Operating a cruise company is still proving to be a difficult proposition. Just ask Carnival Corp. The cruise operator, whose brands include Carnival Cruise Lines and Seabourn Cruises, reported a drop in second-quarter income versus a year prior: $206 million to $252 million.
"Our North America brands' revenue yields increased 3 percent in the second quarter while yields for our Europe, Australia and Asia brands were up slightly (constant dollars), having been affected by the geo-political events which unfolded in the Middle East and North Africa, as well as the earthquake and nuclear disaster in Japan," Chairman and CEO Micky Arison said. "The revenue yield improvement was more than offset by higher fuel prices which cost the company approximately $150 million."

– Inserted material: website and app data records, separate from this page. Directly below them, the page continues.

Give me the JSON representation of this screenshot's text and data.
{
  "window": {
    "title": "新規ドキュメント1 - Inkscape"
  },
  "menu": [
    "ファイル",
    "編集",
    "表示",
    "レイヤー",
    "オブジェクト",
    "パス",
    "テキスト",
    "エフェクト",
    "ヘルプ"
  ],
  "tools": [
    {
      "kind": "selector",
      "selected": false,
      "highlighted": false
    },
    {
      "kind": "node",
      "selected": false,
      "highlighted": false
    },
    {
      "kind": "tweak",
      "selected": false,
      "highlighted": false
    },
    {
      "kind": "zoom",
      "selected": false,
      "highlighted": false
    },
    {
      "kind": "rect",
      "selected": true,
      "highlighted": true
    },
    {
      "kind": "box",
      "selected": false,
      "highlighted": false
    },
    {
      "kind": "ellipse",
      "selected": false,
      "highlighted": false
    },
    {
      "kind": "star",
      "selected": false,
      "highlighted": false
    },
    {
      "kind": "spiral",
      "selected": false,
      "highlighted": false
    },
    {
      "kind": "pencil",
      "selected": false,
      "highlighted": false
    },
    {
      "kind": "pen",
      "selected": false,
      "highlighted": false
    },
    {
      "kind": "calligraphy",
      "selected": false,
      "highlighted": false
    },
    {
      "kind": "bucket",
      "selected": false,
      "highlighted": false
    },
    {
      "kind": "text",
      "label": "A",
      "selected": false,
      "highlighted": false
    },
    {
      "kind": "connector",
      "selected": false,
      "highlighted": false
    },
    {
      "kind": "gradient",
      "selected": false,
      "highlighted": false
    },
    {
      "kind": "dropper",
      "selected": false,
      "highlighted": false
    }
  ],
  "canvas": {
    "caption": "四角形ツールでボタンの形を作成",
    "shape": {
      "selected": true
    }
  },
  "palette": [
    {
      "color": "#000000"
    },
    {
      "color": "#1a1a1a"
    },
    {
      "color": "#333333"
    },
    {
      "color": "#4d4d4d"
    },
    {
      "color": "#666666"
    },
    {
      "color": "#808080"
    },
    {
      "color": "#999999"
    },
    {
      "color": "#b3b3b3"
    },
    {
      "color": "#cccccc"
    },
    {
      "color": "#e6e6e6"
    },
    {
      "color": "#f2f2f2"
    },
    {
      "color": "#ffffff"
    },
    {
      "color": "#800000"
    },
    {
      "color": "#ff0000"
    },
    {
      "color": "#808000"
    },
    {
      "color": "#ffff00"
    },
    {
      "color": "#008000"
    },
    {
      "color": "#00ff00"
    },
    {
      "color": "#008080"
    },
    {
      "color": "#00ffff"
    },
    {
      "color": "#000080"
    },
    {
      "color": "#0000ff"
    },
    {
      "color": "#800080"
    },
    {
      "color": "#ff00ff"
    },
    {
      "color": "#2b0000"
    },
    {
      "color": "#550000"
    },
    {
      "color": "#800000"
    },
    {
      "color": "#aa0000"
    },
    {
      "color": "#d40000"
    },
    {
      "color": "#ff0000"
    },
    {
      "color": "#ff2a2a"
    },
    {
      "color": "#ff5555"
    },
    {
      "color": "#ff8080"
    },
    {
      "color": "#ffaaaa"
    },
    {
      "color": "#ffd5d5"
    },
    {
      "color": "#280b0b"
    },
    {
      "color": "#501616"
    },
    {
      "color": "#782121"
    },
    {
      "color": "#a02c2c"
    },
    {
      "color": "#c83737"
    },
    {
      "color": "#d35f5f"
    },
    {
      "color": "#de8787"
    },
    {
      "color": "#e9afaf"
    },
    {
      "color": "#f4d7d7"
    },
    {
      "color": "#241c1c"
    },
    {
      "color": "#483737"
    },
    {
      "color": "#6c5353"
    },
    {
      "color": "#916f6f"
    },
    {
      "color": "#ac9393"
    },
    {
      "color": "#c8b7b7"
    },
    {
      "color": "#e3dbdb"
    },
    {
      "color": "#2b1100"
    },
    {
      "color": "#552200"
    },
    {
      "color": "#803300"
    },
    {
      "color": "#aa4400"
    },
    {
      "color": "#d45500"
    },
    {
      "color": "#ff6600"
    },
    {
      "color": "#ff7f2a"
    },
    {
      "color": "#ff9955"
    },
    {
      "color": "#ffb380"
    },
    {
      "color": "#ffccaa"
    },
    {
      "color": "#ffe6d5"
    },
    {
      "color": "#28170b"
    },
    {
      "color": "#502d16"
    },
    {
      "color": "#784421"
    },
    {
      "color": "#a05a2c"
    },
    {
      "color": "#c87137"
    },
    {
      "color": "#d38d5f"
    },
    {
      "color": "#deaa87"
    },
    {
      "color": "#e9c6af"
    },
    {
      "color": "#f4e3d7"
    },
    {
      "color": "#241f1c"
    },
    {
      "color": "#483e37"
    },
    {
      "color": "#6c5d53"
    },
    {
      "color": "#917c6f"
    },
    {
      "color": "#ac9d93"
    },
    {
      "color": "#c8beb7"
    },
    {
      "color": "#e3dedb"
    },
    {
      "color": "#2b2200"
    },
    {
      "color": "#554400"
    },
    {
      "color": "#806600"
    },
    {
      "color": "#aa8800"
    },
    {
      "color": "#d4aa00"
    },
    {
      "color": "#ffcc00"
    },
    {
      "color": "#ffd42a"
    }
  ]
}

The cruise operator, however, is still expanding. The company took delivery of its 100th ship, Carnival Cruise Lines’ 3,690-passenger Carnival Magic, in late April. Two additional ships, AIDA Cruises’ 2,194-passenger AIDAsol and Seabourn’s 450-passenger Seabourn Quest were also delivered during the 2011 second quarter.
Looking forward through the end of 2011, Carnival says that while its advance bookings are at higher prices, its coupled with fewer occupanies versus last year. "For the last six weeks, booking volumes for the second half of 2011 are well ahead of the prior year for the North America brands, as well as, the Europe, Australia and Asia brands," Carnival said. "Pricing for the North America brands remains strong. Pricing for the Europe, Australia and Asia brands has been significantly affected by the prolonged conflict in the Middle East and North Africa regions and earthquake in Japan, which necessitated very close-in deployment changes for more than 300 cruises. The Southern Europe brands were particularly affected with over 40 percent of their deployments in these areas."
The impact of these events are expected to still drag down on the company, but its North America brands continue to do well. "Our North America brands continue to perform well, benefiting from the gradual economic recovery, with strong yield growth expected in the second half of the year," Arison said. "We expect lower yields for our Europe, Australia and Asia segment in the second half of 2011 as a result of the significant deployment changes in Europe. Despite the considerable challenges we have faced this year, the long-term fundamentals of our business remain sound."
Tim Conder, an analyst with Wells Fargo, seems to agree. "In our opinion, a solid quarter all things considered," he wrote, in an analyst report. He based it off constant dollar on-board spending progressing (a good immediate measure of consumers willingness to spend, he wrote), and "continued tight expense controls." His bottom line: "We would continue building positions in CCL absent a further spike in fuel."